Horrorshow Open Thread: A Million Little Miniver Cheevys

Hey, look at Manson from Carlson’s point of view: A white guy with nothing but his own charisma and a big dream was able to rise to the top of an internationally known organization, get more cute white chicks than he had time for, make himself a permanent place in the history books.

Okay, maybe some of his publicity ideas were a little… in advance of their time. But you never saw Charles Manson whining about “oppression”, didja? He was a guy who saw a problem and took the initiative to solve it, without waiting around for the Nanny State to rescue him!

Of course, Carlson can’t actually remember Charles Manson’s ‘helter skelter’ — or much of anything about that period, or most of the rest of the history he’s lived through, if his words are any indication.

Why do so many white men, not all of them overprivileged halfwits like Tucker, assume they’d have been any happier in an era where they’d only have been competing against each other for the top slots?

I mean, sure, it would’ve cut the number of potential competitors down considerably, but does Tucker Carlson really assume his natural talents have been insufficiently rewarded even as it is?



AP News Open Thread: Julian Assange, the Biter Bit?

This is the AP, not some blog with a history of overreaction, so… cui bono, at this particular moment?

LONDON (AP) — Julian Assange had just pulled off one of the biggest scoops in journalistic history, splaying the innards of American diplomacy across the web.

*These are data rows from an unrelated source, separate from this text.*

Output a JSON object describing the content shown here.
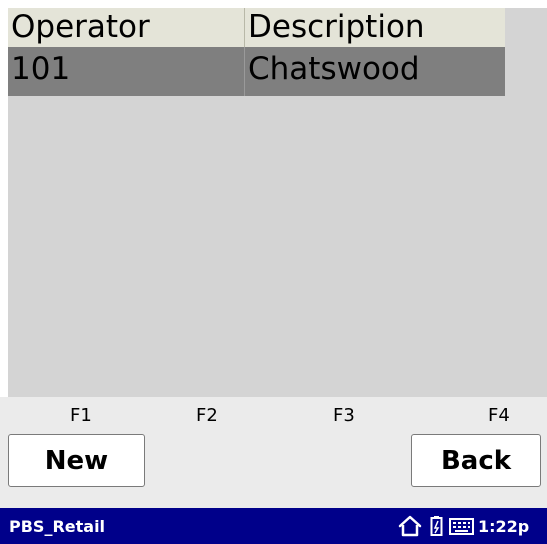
{
  "table": {
    "headers": [
      "Operator",
      "Description"
    ],
    "rows": [
      {
        "operator": "101",
        "description": "Chatswood"
      }
    ]
  },
  "fkeys": [
    "F1",
    "F2",
    "F3",
    "F4"
  ],
  "buttons": {
    "new_label": "New",
    "back_label": "Back"
  },
  "taskbar": {
    "app_name": "PBS_Retail",
    "time": "1:22p",
    "icons": [
      "home-icon",
      "battery-icon",
      "keyboard-icon"
    ]
  },
  "colors": {
    "taskbar": "#00008a",
    "selected_row": "#7f7f7f",
    "content_bg": "#d4d4d4",
    "header_bg": "#e4e4d8"
  }
}
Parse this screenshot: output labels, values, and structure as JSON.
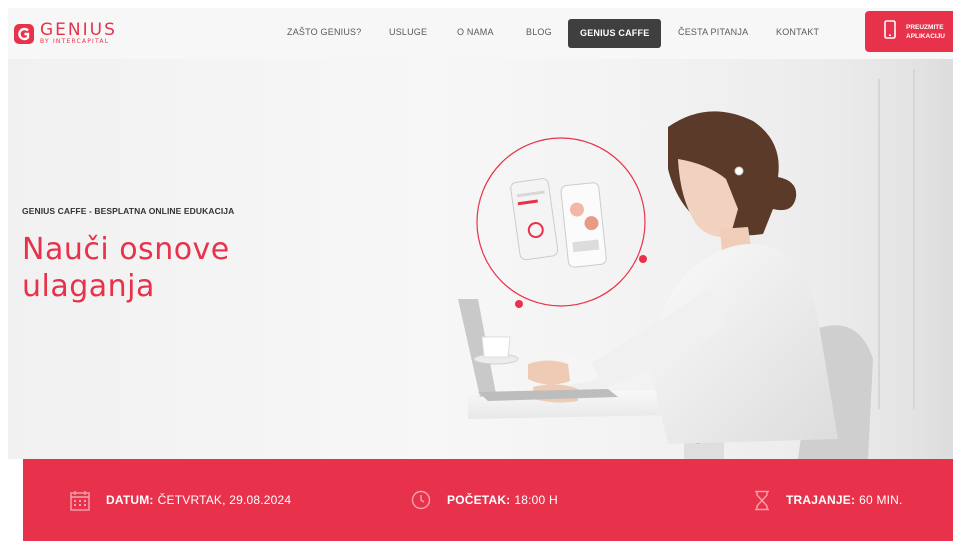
{
  "header": {
    "logo": {
      "title": "GENIUS",
      "subtitle": "BY INTERCAPITAL"
    },
    "nav": [
      {
        "label": "ZAŠTO GENIUS?"
      },
      {
        "label": "USLUGE"
      },
      {
        "label": "O NAMA"
      },
      {
        "label": "BLOG"
      },
      {
        "label": "GENIUS CAFFE"
      },
      {
        "label": "ČESTA PITANJA"
      },
      {
        "label": "KONTAKT"
      }
    ],
    "active_nav": "GENIUS CAFFE",
    "download": {
      "line1": "PREUZMITE",
      "line2": "APLIKACIJU",
      "icon": "smartphone-icon"
    }
  },
  "hero": {
    "kicker": "GENIUS CAFFE - BESPLATNA ONLINE EDUKACIJA",
    "title_line1": "Nauči osnove",
    "title_line2": "ulaganja"
  },
  "info": {
    "date": {
      "label": "DATUM:",
      "value": "ČETVRTAK, 29.08.2024",
      "icon": "calendar-icon"
    },
    "start": {
      "label": "POČETAK:",
      "value": "18:00 H",
      "icon": "clock-icon"
    },
    "duration": {
      "label": "TRAJANJE:",
      "value": "60 MIN.",
      "icon": "hourglass-icon"
    }
  },
  "colors": {
    "accent": "#e8324b",
    "nav_active": "#3f3f3f",
    "text": "#5a5a5a"
  }
}
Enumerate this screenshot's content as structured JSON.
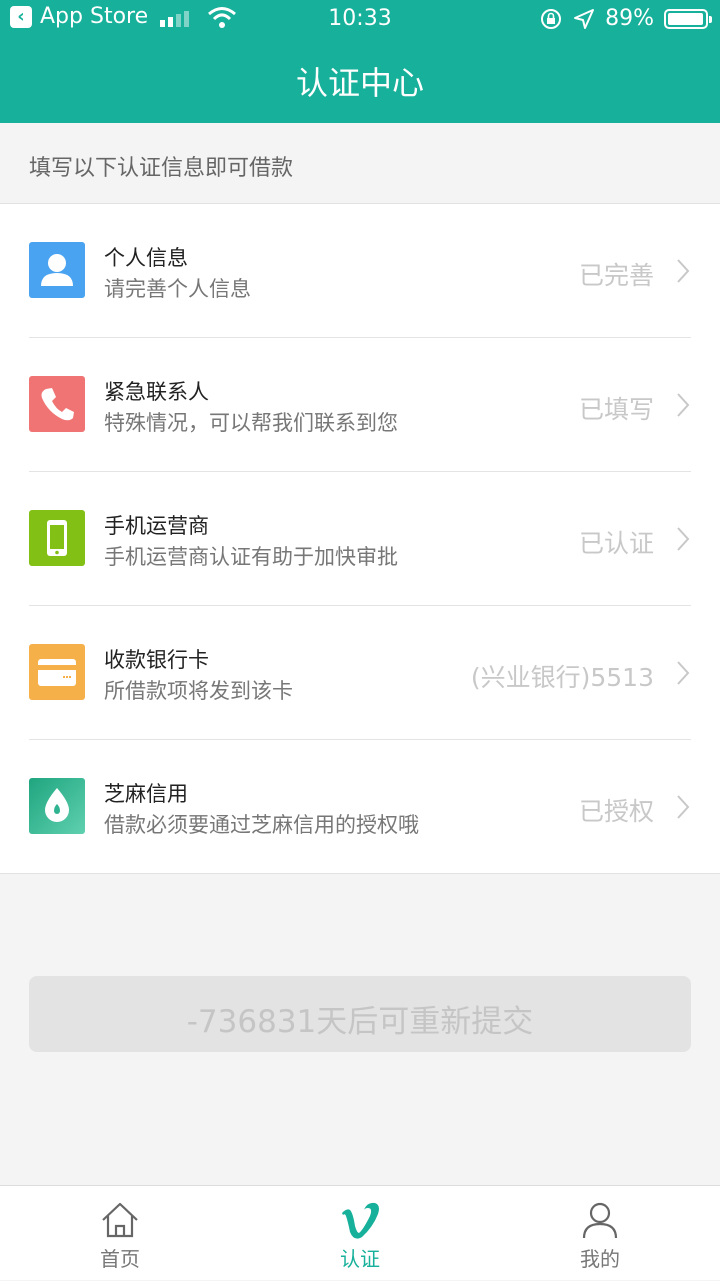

But technology firms were cutting ties to his WikiLeaks website, cable news pundits were calling for his head and a Swedish sex crime case was threatening to put him behind bars.

Caught in a vise, the silver-haired Australian wrote to the Russian Consulate in London.

“I, Julian Assange, hereby grant full authority to my friend, Israel Shamir, to both drop off and collect my passport, in order to get a visa,” said the letter, which was obtained exclusively by The Associated Press.

The Nov. 30, 2010, missive is part of a much larger trove of WikiLeaks emails, chat logs, financial records, secretly recorded footage and other documents leaked to the AP. The files provide both an intimate look at the radical transparency organization and an early hint of Assange’s budding relationship with Moscow.

WikiLeaks has repeatedly been hit by unauthorized disclosures, but the tens of thousands of files obtained by the AP may be the biggest leak yet.

The AP has confirmed the authenticity of many of the documents by running them by five former WikiLeaks associates or by verifying non-public details such as bank accounts, telephone numbers or airline tickets.

One of the former associates, an ex-employee, identified two of the names that frequently appeared in the documents’ metadata, “Jessica Longley” and “Jim Evans Mowing,” as pseudonyms assigned to two WikiLeaks laptops.

All five former associates spoke to the AP on condition of anonymity, in some cases because they didn’t want their past association with WikiLeaks to become public, and in others because they feared legal retaliation or harassment from the group’s supporters…

Metadata suggests that it was on Nov. 29, the day after the release of the first batch of U.S. State Department files, that the letter to the Russian Consulate was drafted on the Jessica Longley computer…